Coding was the most I prepared for.
a) Because I love solving coding puzzles and
b) I was initially getting rejected in the first rounds, that made me get back to this and keep on leetcoding. 😭
This stage is what I call, pre-leetcode.
- Get comfortable with algorithms basics. quick sort, merge sort, binary search and the likes.
- Really know Big O notation. That means knowing what is the runtime and spacetime complexities for recursion, data structures like trees and graphs and so on.
- Know language specific constructs to work with date, time and regular expressions.
- Revising is important. I made notes on evernote and would only revise this the day before my interviews.
- Premium account is definitely worth it.
- LeetCode has these really good prepare tracks - for Graphs, LinkedLists, Arrays, Strings, Trees and I found these to be the best. This is a great place to brush up the concepts.
- LeetCode has more than 2000 coding questions. So it is easy to feel overwhelmed and lost. Create a list and stick to it. I followed the Blind75 list, and it is great.
- When you have an upcoming interview, do some of the company tagged questions. Also check the Discuss section for interview experiences.
- Avoid the pitfalls. LeetCode platform emphasizes on the run time of solutions. So it is easy to fall into the trap of writing bad code that runs really fast. In a real interview, candidates are also graded on code quality. Make a habit of following these coding guidelines. https://developers.google.com/style/code-in-text#coding
- Consistency is key. Solving one question everyday is better than solving 10 questions only on the weekends.

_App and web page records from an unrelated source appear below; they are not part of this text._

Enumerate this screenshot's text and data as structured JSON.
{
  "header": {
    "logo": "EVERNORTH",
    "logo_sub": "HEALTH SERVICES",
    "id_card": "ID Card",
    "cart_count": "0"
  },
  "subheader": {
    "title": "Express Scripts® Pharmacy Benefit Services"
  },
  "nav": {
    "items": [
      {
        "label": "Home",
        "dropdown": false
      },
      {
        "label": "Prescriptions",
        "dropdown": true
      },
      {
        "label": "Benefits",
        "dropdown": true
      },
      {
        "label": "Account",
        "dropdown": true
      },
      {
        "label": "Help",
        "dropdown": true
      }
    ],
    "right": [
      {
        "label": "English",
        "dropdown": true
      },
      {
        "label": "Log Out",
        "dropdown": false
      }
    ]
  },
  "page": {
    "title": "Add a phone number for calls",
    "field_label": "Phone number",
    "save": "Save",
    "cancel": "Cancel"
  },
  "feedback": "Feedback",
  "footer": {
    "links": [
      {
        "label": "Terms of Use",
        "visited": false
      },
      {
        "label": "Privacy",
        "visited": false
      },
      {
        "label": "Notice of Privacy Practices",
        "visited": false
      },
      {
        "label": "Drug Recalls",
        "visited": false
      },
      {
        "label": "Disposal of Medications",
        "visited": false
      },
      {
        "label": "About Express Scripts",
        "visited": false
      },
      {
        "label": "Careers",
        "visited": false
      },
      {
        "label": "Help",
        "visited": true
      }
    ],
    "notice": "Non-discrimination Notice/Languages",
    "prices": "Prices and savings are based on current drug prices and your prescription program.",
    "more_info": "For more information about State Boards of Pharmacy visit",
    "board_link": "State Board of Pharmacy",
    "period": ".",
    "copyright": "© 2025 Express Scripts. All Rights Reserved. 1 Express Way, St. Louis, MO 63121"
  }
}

Some companies have this qualifying round before the on-site rounds. Now, online tests are whole together a different ball game. I have generally detested these. But there are some points to keep in mind while you take an online test.
- These tests also monitor your activity along with grading your code. So, do not switch tabs.
- Do NOT copy paste. Some sites state that you are free to work on your IDE and then run the code on the site. But it is better to avoid doing that.
- Keep your introduction short. This gives you more time to write code.
- When you get a question, read that out loud, make sure you understand it fully.
- Come up with your own boundary test cases. Ask clarifying questions like "how long can the input string be" or "what is expected to happen if we pass an empty array". It is a red flag if a candidate jumps straight to solving a problem without asking the questions first.
- Discuss the approaches with your interviewer (if you know more than one, that is). Take hints - your interviewer will guide you here. May be they are looking for the fastest implementation, or they are looking for the one that uses constant space. Your solution will be based on this discussion.
- While writing code, keep thinking out loud. Keep talking about the design choices you are making.
- Listen to the hints. It is easy to get absorbed in our train of thought. But when you get a hint from the interviewer, it is time to take a pause and re-orient.
- Make use of TODOs. When you don't have enough time, just write an abstract function that does the job and get to its implementation if time permits.
(all non-affiliated links)
- Algorithms by Sedgewick and Wayne Best book on algorithms. I especially liked the section on Tries and Union Find. The code examples in the book are quite elaborate, so it is better to rely on examples from sites GeeksForGeeks or Techie Delight.
- Cracking the Coding Interview Best book to get started - with Linked Lists, Trees, Strings and Arrays. Clean code examples. But alas, in 2022, this book is not enough.
- Elements of Programming Interviews Written by former Googlers, this book is great after finishing Cracking the Coding Interview. I really liked the code examples here and the precise explanation.
- LeetCode My 75 List My own curated list based on the very famous Blind 75 list.